TALLAHASSEE — The National Council on Compensation Insurance (NCCI) has filed a proposed rate drop for workers' compensation rates with the Florida Office of Insurance Regulation for the third year in a row.
Florida Chamber of Commerce director of business, economic development and innovation policy Carolyn Johnson, however, said a number of factors are preventing further rate decreases.
"While workers’ comp rates will decrease for now, NCCI has made it clear that Florida Supreme Court decisions are exerting upward pressure on system costs. Workers’ comp carriers are experiencing increases in attorney fees, litigated claims are taking longer and generally costing more," Johnson said in a statement provided to The Florida Record. "These factors have reduced the potential further rate decrease that could have been provided to job creators.”
Carolyn Johnson | https://www.flchamber.com/team-members/carolyn-johnson/
The National Council on Compensation Insurance filed the recommendation to the Florida Office of Insurance Regulation for an average statewide workers' comp premium decrease of 5.4 percent by Jan. 1, according to a news release by the National Federation of Independent Business (NFIB).
NFIB executive director Bill Herrle said in a news release that dropping rates is just masking a problem.

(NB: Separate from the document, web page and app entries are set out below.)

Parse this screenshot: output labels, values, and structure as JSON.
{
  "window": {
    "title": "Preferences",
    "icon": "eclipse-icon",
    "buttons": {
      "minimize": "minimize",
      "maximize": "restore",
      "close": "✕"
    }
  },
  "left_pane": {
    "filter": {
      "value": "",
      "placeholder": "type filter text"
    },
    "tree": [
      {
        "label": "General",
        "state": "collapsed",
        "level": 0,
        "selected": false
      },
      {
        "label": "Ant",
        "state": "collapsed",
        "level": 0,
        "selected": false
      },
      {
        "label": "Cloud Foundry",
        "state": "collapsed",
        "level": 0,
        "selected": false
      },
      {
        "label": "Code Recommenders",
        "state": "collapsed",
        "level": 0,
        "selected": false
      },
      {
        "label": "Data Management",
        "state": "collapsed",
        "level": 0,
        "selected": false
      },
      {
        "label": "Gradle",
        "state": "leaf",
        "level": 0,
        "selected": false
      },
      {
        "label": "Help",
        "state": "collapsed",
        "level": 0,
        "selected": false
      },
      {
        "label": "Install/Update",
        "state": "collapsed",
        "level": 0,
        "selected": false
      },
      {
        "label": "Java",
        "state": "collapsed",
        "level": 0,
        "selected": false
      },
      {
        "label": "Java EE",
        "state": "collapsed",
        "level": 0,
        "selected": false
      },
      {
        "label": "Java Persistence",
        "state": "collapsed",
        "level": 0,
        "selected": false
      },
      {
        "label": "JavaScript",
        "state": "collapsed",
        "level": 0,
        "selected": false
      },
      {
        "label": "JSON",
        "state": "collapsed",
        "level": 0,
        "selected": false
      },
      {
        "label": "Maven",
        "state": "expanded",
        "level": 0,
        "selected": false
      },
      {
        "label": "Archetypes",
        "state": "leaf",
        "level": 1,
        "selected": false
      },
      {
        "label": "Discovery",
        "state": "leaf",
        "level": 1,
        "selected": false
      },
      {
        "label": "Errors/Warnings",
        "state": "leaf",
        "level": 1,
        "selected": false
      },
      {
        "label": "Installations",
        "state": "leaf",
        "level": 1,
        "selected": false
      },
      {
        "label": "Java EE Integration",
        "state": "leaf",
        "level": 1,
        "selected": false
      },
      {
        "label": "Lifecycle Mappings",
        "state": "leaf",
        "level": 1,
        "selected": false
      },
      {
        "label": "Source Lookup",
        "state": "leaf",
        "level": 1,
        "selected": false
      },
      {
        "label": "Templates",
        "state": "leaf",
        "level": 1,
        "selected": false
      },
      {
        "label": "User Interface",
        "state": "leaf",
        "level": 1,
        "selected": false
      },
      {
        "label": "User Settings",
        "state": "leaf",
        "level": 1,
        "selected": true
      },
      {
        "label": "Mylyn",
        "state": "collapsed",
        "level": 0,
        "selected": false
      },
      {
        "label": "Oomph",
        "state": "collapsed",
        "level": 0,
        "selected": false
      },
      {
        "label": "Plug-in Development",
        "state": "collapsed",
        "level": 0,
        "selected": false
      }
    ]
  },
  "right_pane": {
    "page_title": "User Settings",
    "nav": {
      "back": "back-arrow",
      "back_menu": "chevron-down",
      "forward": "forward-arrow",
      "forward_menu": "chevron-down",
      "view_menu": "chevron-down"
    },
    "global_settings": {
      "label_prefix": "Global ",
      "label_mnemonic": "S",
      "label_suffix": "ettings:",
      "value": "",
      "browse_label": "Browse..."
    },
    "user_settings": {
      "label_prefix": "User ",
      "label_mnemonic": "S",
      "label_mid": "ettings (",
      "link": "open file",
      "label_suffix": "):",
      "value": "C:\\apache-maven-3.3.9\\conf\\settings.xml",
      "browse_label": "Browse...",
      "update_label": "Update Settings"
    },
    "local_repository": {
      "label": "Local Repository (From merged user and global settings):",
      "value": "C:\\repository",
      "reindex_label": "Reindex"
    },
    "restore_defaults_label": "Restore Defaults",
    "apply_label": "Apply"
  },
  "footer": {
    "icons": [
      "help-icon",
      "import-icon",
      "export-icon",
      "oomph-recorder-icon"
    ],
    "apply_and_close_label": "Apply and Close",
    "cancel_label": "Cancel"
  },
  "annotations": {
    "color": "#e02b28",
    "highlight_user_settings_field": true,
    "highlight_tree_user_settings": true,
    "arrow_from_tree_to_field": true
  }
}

"It’s welcome news to be sure," Herrle said. "But, attorneys fees are taking a bigger and bigger share of our premium every year."
Herrle said in the release that spreading risk reduces the cost for all.
The Office of Insurance Regulation must review the filing to ensure the proposed changes are not excessive or inadequate. It also needs to ensure that the proposed changes are not unfairly discriminatory.
"This filing comes at a time when the workers compensation system is experiencing unprecedented results," NCCI's filing stated. "The combination of underwriting discipline, moderating severity, declining frequency and adequate reserves has resulted in five straight years of combined ratios under 100 percent."
If approved, the new rates would take effect Jan. 1, 2020.